__Input records__.

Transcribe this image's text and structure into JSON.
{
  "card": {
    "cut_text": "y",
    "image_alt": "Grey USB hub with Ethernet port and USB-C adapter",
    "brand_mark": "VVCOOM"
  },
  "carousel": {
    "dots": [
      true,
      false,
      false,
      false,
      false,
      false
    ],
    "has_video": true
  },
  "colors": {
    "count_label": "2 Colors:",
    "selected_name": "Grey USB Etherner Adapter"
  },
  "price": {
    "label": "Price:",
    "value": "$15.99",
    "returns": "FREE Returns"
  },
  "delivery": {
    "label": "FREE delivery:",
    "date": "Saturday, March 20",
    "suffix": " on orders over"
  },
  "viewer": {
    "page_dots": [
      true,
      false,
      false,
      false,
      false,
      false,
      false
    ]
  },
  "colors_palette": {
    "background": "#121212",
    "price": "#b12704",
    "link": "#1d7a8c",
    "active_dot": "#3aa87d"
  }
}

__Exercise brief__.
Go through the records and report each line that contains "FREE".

__Response to this task__.
    "returns": "FREE Returns"
    "label": "FREE delivery:",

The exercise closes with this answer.